- Thyme: basil; marjoram; oregano; or savory
If a recipe calls for fresh herbs but you only have dried, you can swap in the dried version. But because dried herbs tend to have a more concentrated, potent flavor than fresh herbs, you'll need less. I recommend substituting one-third the amount called for. This means the correct ratio is 1 tablespoon of fresh herbs to 1 teaspoon of dried herbs. Another way to decide how much of a substitute to use is to start with half of the amount the recipe calls for, and add the spice until it suits your taste. So if you're looking for a quick cinnamon substitute, you should only use ½ tsp. of allspice or nutmeg in place of 1 tsp. to start since they are stronger in flavor.
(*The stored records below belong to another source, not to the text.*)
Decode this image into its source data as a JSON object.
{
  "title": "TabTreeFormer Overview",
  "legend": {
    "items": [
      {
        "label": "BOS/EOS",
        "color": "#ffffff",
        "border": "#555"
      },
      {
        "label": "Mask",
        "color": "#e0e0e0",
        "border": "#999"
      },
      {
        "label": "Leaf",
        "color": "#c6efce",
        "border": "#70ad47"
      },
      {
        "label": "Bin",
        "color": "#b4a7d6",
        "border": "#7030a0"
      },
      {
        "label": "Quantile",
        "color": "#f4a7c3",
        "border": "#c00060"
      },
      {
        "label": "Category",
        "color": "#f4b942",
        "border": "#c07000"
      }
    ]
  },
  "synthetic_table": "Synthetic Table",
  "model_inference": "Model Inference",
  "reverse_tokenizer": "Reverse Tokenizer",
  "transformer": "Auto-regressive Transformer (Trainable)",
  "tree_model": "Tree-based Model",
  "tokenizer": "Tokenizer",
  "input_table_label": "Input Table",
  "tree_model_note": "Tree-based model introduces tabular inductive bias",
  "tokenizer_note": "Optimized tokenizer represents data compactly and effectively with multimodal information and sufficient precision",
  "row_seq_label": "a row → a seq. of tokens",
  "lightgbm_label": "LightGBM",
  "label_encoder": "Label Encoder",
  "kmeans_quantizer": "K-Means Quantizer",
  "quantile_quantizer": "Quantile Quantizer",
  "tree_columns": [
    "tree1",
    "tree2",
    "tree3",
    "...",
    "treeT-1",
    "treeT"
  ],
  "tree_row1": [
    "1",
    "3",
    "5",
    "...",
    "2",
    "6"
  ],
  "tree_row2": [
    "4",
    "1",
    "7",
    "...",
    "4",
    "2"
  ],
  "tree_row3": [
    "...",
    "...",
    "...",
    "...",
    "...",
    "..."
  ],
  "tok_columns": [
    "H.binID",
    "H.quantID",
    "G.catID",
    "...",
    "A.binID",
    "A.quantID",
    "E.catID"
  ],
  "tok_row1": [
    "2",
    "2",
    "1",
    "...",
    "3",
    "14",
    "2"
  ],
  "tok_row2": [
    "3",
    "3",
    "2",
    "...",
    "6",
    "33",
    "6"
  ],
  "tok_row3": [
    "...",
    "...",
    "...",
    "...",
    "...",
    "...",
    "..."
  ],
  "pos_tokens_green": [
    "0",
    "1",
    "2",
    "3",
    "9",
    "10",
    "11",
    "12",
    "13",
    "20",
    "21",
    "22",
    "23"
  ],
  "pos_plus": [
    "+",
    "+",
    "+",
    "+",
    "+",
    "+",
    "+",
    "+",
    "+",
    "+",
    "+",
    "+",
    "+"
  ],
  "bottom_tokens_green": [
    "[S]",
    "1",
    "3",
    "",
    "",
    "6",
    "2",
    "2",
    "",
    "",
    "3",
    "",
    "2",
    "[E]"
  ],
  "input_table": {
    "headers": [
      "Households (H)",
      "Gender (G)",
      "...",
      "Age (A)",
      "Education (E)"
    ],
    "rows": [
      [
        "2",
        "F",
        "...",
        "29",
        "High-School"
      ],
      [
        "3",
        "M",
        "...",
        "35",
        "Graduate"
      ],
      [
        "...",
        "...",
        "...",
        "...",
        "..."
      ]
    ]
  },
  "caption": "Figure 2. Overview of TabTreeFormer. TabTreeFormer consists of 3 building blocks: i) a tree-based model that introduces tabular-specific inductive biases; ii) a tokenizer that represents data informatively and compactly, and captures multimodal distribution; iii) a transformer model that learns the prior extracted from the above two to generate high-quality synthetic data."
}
Here are a few more tips for selecting, storing, and purchasing spices.
Selecting Spices: To guarantee that you are using fresh spices, you should buy them in small quantities and date them. Replace old spices once a year. You can tell if a spice is fresh by its color and aroma. When fresh, most spices have a bright color and a strong aroma when you open the container. If either the color or the aroma seems weak, replace the spice.
Storing Spices: Your spices will keep their flavor longer if they're stored in a cool, dry place. Keep in an air-tight container. Avoid storing in racks or cabinets over the range where they will be exposed to heat and humidity. Whole spices stay fresh for up to 2 years and ground spices for about 6 months.
Purchasing Spices: You may prefer to replace all of your ground spices once a year. November and December are particularly good times to replace spices due to supermarket sales for holiday baking.
Picking the right spice substitute can be challenging, as many spices possess unique character and flavor profiles that are difficult to replicate. Luckily, there are some good substitutes you can employ to maintain the general taste of a dish. With these sneaky substitutes, you should end up with a delicious, very close to the original flavor, and a final product that will put smiles on the faces of all who eat it.